One could argue that both outlets were exercising caution, refusing to cast blame until facts were known. But those same articles do, in fact, mention the fact that the US was behind the airstrike, albeit in a more quiet fashion buried within the article.
"…The attack…appeared to have been carried out by American aircraft," the New York Times says in the 10th paragraph of Monday’s story, entitled, "Doctors Without Borders Says It Is Leaving Kunduz After Strike on Hospital."
"…Not even the US military had the audacity to try to obscure that they did this," Greenwald writes. "They left that dirty work to their leading media outlets, which, as usual, are more than eager and happy to comply."
Then there’s the possibility that these intentionally vague headlines serve to give CNN and the New York Times space to adjust editorial viewpoints as the US government alters its justifications for the incident.
This is far from the first time that a US airstrike has killed civilians. Last November, human rights group Reprieve released data which found that US drone strikes had killed 1,147 people while targeting just 41 men.
What’s different about Saturday’s airstrike, however, is the fact that the victims were part of a Western-backed organization. The public outrage in bombing a Doctors Without Borders (MSF) hospital is too vocal for the Pentagon to ignore.
Publicly confronted, the US government has addressed the incident on multiple occasions since Saturday, but the details have shifted.
US officials initially said that the airstrike was an accident, but this narrative was strongly rebuked by MSF, which immediately pointed out that the Pentagon had been given precise coordinates of the hospital, to avoid any accidental bombardments.
— MSF International (@MSF) October 4, 2015
The accident narrative has now been all but abandoned in favor of an argument that the US was justified in its actions because of the presence of Taliban fighters.
The Kunduz hospital has a history of friction with the US military due to its insistence on treating any injured individual, regardless of political or military affiliations.

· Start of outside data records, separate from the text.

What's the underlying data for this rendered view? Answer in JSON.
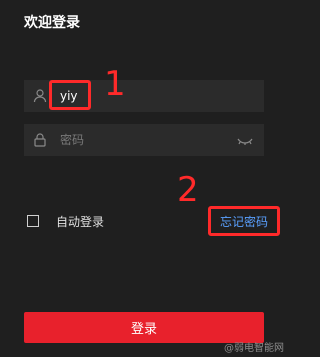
{
  "page": {
    "title": "欢迎登录"
  },
  "username": {
    "value": "yiy"
  },
  "password": {
    "placeholder": "密码"
  },
  "options": {
    "auto_login_label": "自动登录",
    "forgot_password_label": "忘记密码"
  },
  "login_button": {
    "label": "登录"
  },
  "annotations": {
    "one": "1",
    "two": "2"
  },
  "watermark": "@弱电智能网",
  "colors": {
    "background": "#1f1f1f",
    "field": "#2b2b2b",
    "accent_red": "#e8212c",
    "annotation_red": "#ff2a2a",
    "link_blue": "#5aa0ff"
  }
}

The MSF’s policy of treating any wounded human being led to a raid by Afghan Special Forces in July, on the grounds that the hospital was treating a member of al-Qaeda.
A similar argument is now being touted for Saturday’s airstrike.
"[While US defense officials] 'regret the loss' of innocent life, they say the incident could have been avoided if the Taliban had not used the hospital as a base, and the civilians there as human shields," Fox News reported on Sunday.
These justifications were echoed by Afghan officials.
"Taliban fighters are now hiding in 'people’s houses, mosques and hospitals using civilians as human shields,'" the Washington Post reported, citing a spokesman for the Afghan Army. "I know that there were civilian casualties in the hospital, but a lot of senior Taliban were also killed," said Abdul Wadud Paiman, a member of the Afghan parliament, according to the New York Times.
But MSF was quick to point out the problems with this claim, as well.
"These statements imply that Afghan and US forces working together decided to raze to the ground a fully functioning hospital with more than 180 staff and patients inside because they claim that members of the Taliban were present," Doctors Without Borders said in a statement.
"This amounts to an admission of a war crime. This utterly contradicts the initial attempts of the us government to minimize the attack as 'collateral damage.'"
The organization also reiterated that no one in the hospital reported any sign of Taliban fighters actively engaging against government forces.
— MSF International (@MSF) October 4, 2015
On Monday, the Pentagon altered its story yet again. According to NBC News, Army Gen. John Campbell claims that "local Afghan forces asked for air support and US forces were not under direct fire just prior to the US bombardment."
This goes against defense officials’ initial claims that US troops were under direct fire.
"[The Pentagon’s] description of the attack keeps changing," MSF said a statement released on Monday, "from collateral damage, to a tragic incident, to now attempting to pass responsibility to the Afghanistan government."
"There can be no justification for this horrible attack."